SUPPLIED INFORMATION |
+ + + + +

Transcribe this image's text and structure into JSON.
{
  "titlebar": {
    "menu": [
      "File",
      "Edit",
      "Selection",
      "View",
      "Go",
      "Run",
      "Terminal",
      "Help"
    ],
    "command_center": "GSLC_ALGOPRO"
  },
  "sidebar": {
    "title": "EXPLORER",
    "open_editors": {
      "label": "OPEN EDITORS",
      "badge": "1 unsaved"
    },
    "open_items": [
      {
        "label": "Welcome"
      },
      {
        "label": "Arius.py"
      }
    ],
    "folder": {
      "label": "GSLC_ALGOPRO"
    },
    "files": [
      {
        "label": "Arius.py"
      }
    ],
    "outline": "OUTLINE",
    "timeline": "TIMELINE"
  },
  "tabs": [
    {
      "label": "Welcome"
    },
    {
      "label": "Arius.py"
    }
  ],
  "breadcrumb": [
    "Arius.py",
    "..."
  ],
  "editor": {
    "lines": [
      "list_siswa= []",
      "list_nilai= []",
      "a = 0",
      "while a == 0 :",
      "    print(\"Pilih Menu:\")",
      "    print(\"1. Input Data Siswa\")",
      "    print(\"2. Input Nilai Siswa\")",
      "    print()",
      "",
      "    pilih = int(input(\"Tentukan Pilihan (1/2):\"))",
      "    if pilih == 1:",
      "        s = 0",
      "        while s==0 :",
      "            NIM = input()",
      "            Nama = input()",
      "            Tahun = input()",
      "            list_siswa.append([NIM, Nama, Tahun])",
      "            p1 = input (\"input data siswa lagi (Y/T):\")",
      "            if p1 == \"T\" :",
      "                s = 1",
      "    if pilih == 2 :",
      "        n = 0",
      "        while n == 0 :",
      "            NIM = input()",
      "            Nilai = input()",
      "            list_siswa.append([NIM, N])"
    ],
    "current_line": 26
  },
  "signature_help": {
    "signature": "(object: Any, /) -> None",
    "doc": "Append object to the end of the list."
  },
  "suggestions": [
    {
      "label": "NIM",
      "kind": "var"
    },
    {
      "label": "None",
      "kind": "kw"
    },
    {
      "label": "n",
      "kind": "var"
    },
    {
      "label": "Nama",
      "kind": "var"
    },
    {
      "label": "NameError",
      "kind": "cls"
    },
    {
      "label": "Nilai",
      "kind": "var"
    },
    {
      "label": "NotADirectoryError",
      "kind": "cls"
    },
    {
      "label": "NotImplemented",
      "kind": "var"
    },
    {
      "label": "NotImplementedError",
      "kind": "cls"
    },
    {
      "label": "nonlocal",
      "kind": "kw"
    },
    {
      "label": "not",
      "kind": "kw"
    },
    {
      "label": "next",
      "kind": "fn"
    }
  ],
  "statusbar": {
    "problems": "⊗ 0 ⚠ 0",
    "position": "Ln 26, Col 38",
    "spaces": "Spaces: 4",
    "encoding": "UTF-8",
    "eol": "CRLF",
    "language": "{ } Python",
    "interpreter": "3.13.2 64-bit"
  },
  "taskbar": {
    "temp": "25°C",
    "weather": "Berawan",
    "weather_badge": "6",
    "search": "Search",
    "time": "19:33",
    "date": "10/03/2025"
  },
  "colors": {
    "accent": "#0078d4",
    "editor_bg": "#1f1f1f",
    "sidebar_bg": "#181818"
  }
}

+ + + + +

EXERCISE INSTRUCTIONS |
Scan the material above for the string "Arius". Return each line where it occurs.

RESULT |
        "label": "Arius.py"
        "label": "Arius.py"
      "label": "Arius.py"
    "Arius.py",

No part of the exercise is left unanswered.